Growing up, I went to church with my dad every Sunday morning. We drove five minutes down the road to Rivermont Presbyterian Church, parked in the same parking spot, and sat in the same pew. Each Sunday as I got out of the car, my dad reached into his pocket and gave me one quarter. He asked me to drop this in the offering plate as a gift to God. As the organist played familiar tunes, we passed the brass plates and I dropped my quarter in the plate. These twenty-five cents may not have been much, but it was my offering. It was a symbol of my giving what I had (and what I was given) to God.
What do you think of the time for "offering" during a worship service?
Each Sunday, we gather together as a community of faith. We come as we are and enter into worship from all over (mostly through technology) as we seek to learn more about God and Jesus' way of love. We sing hymns, confess our sins to one another and to God, listen to the Word of the Lord, have the opportunity to give an offering, and then are sent forth into the world. The order of worship is no coincidence. It is ordered to reflect what we have learned in Scripture and how we believe God is calling us to live our lives. Worship invites and encourages us to respond faithfully and with our whole selves.
Even as we live stream services, there is a time for "offering." When we meet in person, we pass plates throughout the pews. As we gather online, we share the link to "online giving." Yes, this is traditionally when money is collected; but an offering is more than that. An offering is a response to hearing the Word spoken and shared. Some may think we are "paying for this sermon" or "paying for what we want the church to do." It's important that we remember these offerings are more than coins, paper, and credit card transactions.
An offering is an opportunity for us to give the gifts that God has given us back to God in gratitude, in thanksgiving. In the Episcopal Church, offering refers to the "gifts presented at a church service or other gatherings. At the offertory, prior to the eucharistic prayer, representatives of the congregation bring the people's offers of bread and wine, and money or other gifts, to the deacon or celebrant… Offerings are made as an expression of faith and generosity and ultimately identified with Christ's self-offering for our salvation."

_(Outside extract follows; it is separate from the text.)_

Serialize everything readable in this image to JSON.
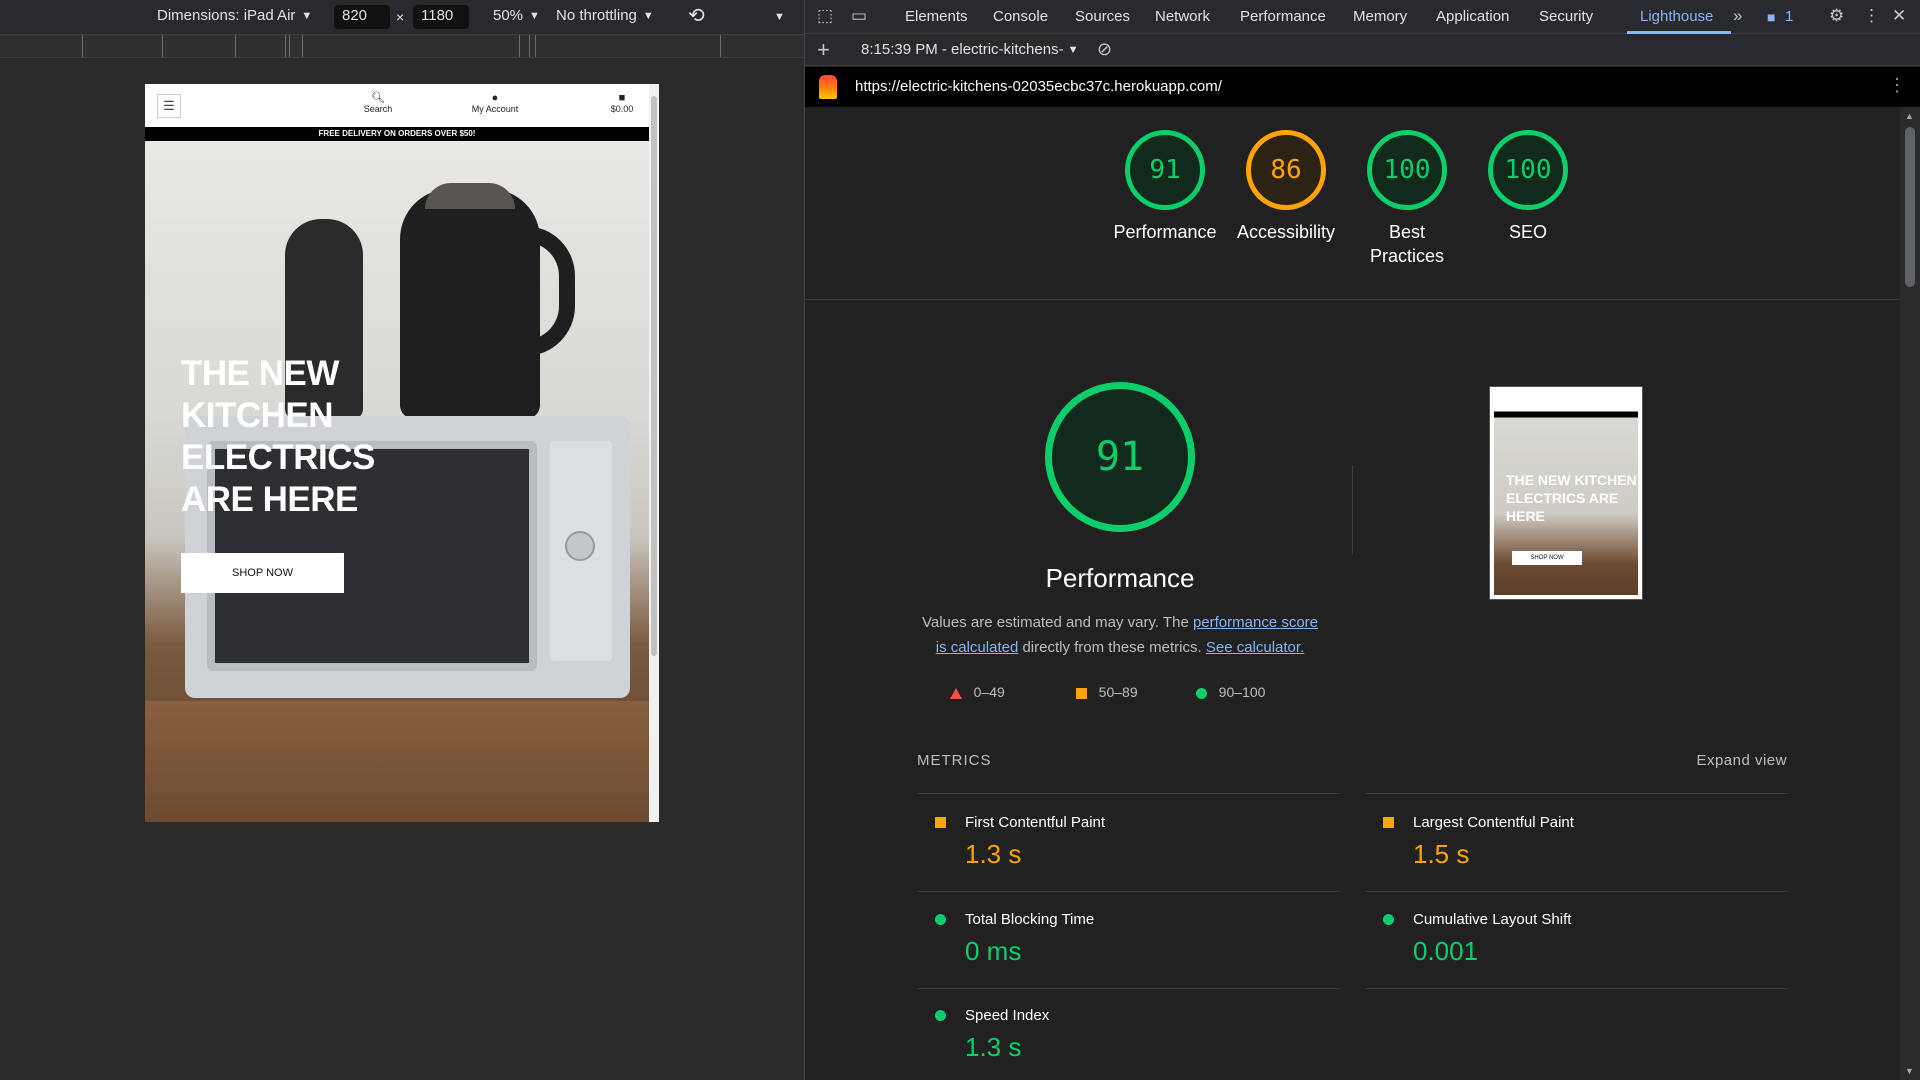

These are not just material gifts that are given. We are symbolically giving our lives to God. Yes, this can be money; but, this can also be sharing our kindness with one another, calling a fellow parishioner, reaching out to a newcomer, and serving our community. We give glory to God through a variety of our gifts.
During worship, I invite you to remember that we can offer our material goods and we can offer our spiritual gifts. We actively participate in worship and in God's ministry in the world with one another. This can be one quarter or one act of kindness.
What are some ways that you can provide an offering towards the ministry of God? How can you contribute to the church through money and/or giving of time and talents?
Gracious and generous God, Creator and Giver of all that is good, we thank you for our many blessings. We acknowledge that all that we have is from you. We offer you thanks and praise for the beauty of the earth, our work, our family, our loved ones, and all the gifts we have been given.
You are with us always. In each dark hour, you are here. In each bright hour, you are here. Blessed by your grace, may we show gratitude by sharing what we have been given.
By serving our brothers and sisters, we serve you. We remain ever grateful for your constant love, the gift of your Son Jesus, and the presence of your Holy Spirit with us. Protect and guide us on our journey, and guide those who are involved in Diocesan, and parish stewardship leadership. We seek to be your faithful stewards. Amen.